WASHINGTON -- It has been a grim Christmas around the White House. Frankly, I think President Barack Obama must be wondering why. Has anyone on the White House staff seen him tee off lately? He is really walloping the old ball, and his putting game has improved too. Moreover, he has been taking many not-to-be-forgotten trips on Air Force One, most recently his trip to South Africa to solemnize the expiry of Nelson Mandela, which was only marred by the sign-language interpretations of Thamsanqa Jantjie. Jantjie stood to Obama's immediate left gesticulating sheer gibberish to the world's hard-of-hearing, and, oh, yes, there was that blot on his police record. It turns out that Jantjie was arrested for a particularly grisly murder in 2003, but he never served time so it could not have been that bad. He spent something like a year under psychiatric evaluation before embarking on his new career of incomprehensible hand gestures.
Why all this gloom around the White House? Admittedly, the Saudis are mad about our foreign policy and are claiming the United States is an untrustworthy partner. So is their new ally, Israel, though sotto voce. Both sides in the Syrian standoff are angry with us and the Islamisists have stolen our non-lethal aid. Actually the whole Middle East is exasperated with the administration, but my guess is that the president is very secure in his belief that none of this is his fault, and besides he won the Nobel Peace Prize. Back home the economy is, of course, experiencing slow growth, but that is old news. The Obamacare roll out was -- let us say -- problematic, but the president has apologized to those who insist on blaming him and he doubtless takes solace in the fact that it was basically a computer problem. Who has not suffered a computer problem?

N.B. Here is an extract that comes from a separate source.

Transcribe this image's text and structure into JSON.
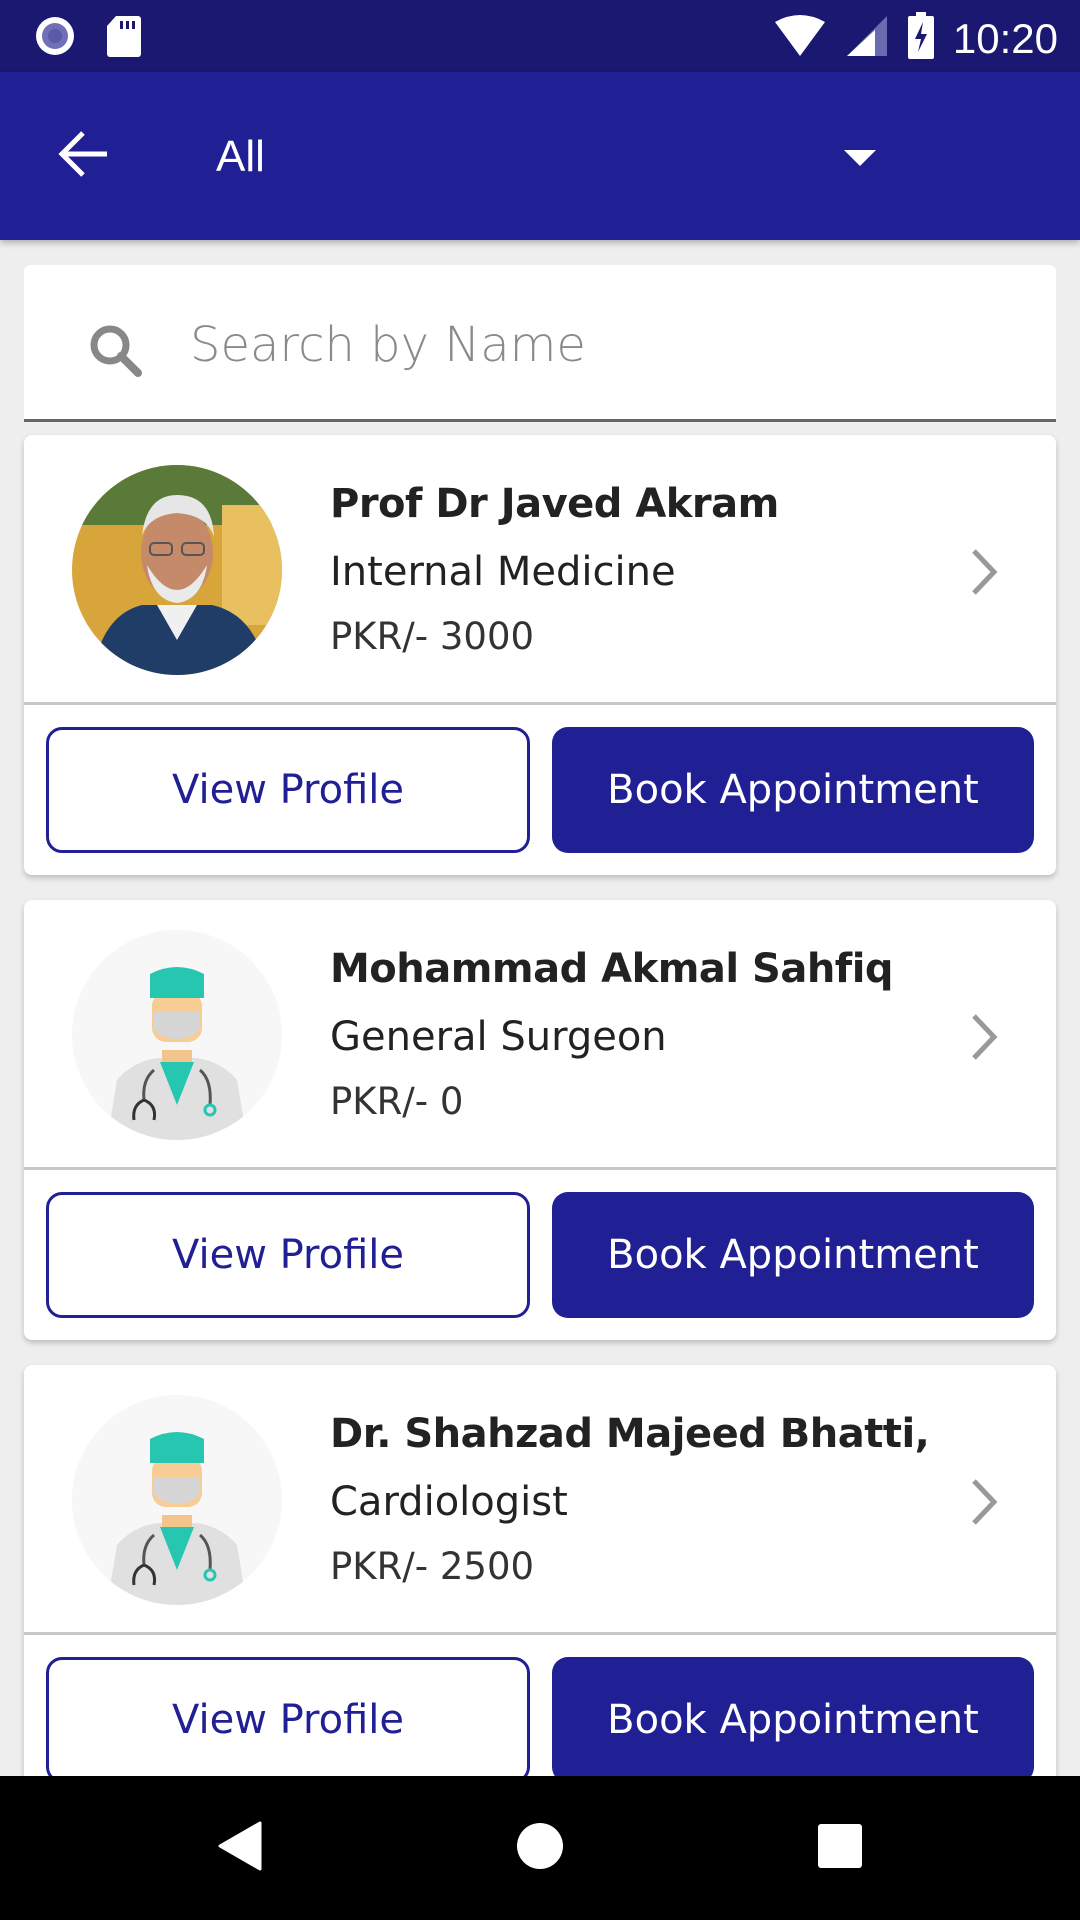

As things stand right now, the Obama administration has disrupted the health care of nearly 300 million Americans, but it is time White House loyalists say to look at the positive side of his administration. They are even now engaged in planning the president's post-presidential library and foundation. It is going to be glorious, costing, the New York Times reports, as much as $500 million. By the way, is it not amazing that as the modern presidency moves into its period of sad mediocrity the presidential libraries become ever more grand? Those of Harry S. Truman and Dwight D. Eisenhower were modest and sensible by comparison to those of Bill Clinton, George W. Bush, and -- I would conjecture by the $500 million price estimate -- Barack Obama. George H. W. Bush and even the man who won the Cold War and revived the American economy, Ronald W. Reagan, have their names hanging from edifices that attract no snickers.